→ Problem:
Count the lines below that contain the word "screenshot", and reply with only that number.
(Available records)
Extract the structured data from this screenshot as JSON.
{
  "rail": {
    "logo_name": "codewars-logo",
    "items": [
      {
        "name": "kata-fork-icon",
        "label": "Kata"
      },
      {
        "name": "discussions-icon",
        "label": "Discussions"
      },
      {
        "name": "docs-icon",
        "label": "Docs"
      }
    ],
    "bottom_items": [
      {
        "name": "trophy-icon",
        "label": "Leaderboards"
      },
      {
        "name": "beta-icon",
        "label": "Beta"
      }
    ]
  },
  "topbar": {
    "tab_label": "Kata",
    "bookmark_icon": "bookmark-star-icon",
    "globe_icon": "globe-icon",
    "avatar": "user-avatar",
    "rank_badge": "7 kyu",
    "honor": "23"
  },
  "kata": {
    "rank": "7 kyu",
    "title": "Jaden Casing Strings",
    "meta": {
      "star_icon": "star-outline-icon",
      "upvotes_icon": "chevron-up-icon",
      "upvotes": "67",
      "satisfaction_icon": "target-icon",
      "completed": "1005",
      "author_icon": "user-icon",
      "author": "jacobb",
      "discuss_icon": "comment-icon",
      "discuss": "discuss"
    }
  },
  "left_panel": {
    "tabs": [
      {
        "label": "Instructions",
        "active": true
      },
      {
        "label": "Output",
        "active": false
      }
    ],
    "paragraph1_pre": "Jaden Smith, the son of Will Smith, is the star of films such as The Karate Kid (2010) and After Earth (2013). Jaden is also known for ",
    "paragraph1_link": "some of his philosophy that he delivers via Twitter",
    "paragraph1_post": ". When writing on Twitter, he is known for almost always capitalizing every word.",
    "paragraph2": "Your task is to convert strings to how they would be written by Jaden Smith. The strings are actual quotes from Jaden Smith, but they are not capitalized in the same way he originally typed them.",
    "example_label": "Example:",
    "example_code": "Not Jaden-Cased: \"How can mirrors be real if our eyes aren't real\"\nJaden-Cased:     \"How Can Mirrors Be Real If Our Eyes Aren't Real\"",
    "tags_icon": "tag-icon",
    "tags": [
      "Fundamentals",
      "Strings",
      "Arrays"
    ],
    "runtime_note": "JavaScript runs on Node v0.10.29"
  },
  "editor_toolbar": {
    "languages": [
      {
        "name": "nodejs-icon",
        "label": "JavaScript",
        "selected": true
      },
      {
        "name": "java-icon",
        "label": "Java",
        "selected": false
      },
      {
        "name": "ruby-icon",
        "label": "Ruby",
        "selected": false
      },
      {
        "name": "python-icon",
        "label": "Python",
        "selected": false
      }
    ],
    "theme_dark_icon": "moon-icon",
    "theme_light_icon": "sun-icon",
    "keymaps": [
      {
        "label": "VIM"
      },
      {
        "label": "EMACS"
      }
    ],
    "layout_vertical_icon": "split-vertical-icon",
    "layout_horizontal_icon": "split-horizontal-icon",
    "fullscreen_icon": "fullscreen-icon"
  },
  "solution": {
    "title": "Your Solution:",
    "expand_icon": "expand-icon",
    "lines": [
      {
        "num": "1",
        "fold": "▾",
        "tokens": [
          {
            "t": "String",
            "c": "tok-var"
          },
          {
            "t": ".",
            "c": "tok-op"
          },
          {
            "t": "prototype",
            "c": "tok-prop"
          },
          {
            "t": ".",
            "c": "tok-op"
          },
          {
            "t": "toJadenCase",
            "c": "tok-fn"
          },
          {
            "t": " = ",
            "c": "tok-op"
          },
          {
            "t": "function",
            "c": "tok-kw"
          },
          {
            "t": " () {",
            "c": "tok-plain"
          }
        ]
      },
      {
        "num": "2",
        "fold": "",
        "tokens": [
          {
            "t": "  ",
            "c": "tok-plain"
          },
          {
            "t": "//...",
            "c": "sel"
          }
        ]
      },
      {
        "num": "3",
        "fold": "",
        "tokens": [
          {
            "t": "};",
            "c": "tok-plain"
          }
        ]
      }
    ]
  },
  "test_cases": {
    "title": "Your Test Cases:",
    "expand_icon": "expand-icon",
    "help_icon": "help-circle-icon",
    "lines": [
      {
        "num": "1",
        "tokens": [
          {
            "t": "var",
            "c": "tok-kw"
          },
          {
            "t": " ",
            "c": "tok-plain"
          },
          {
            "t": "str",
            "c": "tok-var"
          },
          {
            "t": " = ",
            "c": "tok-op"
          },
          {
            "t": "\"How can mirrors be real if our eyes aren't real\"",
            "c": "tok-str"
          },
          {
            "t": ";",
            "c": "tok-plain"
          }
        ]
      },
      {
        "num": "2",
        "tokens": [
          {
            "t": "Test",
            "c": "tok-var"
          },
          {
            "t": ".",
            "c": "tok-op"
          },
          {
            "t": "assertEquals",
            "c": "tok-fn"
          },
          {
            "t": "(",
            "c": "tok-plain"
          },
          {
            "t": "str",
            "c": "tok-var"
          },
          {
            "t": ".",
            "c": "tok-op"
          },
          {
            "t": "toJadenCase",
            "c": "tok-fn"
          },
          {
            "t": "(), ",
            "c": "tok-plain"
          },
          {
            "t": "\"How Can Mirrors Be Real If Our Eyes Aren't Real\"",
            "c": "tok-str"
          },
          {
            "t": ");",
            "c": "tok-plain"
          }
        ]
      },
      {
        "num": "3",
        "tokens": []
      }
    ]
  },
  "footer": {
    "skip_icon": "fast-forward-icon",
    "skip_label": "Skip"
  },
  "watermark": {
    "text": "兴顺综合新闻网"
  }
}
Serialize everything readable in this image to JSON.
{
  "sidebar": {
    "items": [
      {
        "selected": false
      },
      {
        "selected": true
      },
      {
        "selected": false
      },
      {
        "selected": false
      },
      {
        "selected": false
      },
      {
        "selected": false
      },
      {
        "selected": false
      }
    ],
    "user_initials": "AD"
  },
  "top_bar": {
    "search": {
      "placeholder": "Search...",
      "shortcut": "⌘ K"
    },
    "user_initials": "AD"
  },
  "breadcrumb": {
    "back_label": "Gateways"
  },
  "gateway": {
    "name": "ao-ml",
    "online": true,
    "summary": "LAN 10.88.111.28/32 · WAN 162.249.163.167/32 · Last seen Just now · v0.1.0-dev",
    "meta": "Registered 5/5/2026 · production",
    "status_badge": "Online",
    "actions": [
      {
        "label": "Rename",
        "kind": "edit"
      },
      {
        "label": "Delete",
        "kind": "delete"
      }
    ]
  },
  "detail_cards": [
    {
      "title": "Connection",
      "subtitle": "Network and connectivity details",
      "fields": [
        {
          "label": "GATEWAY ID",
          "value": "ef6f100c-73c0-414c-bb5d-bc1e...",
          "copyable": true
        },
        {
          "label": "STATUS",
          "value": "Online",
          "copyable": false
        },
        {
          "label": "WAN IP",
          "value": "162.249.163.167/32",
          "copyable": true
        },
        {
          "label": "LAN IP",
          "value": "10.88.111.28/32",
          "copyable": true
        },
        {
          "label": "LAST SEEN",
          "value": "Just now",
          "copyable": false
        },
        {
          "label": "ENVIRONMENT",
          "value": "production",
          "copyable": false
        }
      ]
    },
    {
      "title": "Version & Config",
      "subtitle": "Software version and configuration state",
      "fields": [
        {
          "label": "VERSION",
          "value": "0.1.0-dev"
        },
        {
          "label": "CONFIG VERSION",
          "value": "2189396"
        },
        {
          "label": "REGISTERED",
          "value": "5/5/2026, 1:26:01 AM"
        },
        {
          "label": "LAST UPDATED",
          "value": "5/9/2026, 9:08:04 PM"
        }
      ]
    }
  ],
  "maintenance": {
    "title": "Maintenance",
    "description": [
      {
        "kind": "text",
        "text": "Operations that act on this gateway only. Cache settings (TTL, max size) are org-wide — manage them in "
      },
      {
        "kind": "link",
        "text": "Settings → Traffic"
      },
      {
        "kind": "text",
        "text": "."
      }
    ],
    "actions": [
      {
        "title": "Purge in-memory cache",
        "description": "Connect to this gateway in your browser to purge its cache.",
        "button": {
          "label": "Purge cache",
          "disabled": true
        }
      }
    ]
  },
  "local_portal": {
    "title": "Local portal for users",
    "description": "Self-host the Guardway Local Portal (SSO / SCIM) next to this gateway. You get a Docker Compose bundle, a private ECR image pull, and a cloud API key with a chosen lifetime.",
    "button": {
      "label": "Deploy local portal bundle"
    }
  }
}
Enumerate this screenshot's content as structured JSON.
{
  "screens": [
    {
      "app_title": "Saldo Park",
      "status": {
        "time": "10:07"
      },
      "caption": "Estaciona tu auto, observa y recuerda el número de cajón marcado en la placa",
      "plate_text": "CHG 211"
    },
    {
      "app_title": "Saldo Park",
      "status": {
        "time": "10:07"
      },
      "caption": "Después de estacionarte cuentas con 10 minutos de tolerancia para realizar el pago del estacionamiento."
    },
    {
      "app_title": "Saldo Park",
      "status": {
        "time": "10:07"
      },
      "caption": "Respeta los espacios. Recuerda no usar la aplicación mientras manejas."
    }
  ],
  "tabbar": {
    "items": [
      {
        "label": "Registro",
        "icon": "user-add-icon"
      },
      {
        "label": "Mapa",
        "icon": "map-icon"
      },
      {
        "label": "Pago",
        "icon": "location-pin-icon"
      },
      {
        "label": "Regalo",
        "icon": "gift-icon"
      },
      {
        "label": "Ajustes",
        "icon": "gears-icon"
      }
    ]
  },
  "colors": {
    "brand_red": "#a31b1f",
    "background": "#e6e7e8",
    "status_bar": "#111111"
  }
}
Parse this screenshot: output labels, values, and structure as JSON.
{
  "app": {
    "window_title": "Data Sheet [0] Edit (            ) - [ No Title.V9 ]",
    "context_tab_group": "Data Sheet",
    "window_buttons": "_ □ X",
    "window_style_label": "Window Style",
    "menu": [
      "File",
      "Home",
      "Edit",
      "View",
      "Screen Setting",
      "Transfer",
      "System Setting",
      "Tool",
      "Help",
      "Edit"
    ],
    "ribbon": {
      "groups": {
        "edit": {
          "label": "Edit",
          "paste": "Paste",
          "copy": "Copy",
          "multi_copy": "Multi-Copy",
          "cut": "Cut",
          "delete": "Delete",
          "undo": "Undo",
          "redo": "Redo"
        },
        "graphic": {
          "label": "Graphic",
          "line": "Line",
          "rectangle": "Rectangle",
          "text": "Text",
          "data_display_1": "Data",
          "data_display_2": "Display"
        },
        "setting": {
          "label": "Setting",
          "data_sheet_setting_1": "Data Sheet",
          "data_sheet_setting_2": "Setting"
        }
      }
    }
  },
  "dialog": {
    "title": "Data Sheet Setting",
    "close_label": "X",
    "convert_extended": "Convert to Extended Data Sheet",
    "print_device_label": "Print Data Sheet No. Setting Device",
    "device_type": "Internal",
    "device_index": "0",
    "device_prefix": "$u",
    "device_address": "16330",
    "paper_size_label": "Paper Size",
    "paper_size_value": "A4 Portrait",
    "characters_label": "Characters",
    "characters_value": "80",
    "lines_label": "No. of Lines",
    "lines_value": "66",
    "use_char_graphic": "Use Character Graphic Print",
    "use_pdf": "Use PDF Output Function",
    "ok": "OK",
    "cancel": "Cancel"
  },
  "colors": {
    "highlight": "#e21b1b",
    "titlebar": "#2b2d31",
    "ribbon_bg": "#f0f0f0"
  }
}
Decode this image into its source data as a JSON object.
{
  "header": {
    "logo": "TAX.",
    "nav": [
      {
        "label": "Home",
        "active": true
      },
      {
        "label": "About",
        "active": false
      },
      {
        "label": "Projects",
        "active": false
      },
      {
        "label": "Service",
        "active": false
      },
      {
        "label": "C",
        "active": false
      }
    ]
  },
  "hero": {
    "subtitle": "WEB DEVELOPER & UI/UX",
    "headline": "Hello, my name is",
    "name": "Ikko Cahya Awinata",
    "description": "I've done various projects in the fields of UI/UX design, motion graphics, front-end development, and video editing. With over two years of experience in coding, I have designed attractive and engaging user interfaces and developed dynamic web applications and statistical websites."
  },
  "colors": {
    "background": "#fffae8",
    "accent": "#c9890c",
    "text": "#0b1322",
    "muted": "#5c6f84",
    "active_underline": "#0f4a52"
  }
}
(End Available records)
→ Problem solution:
3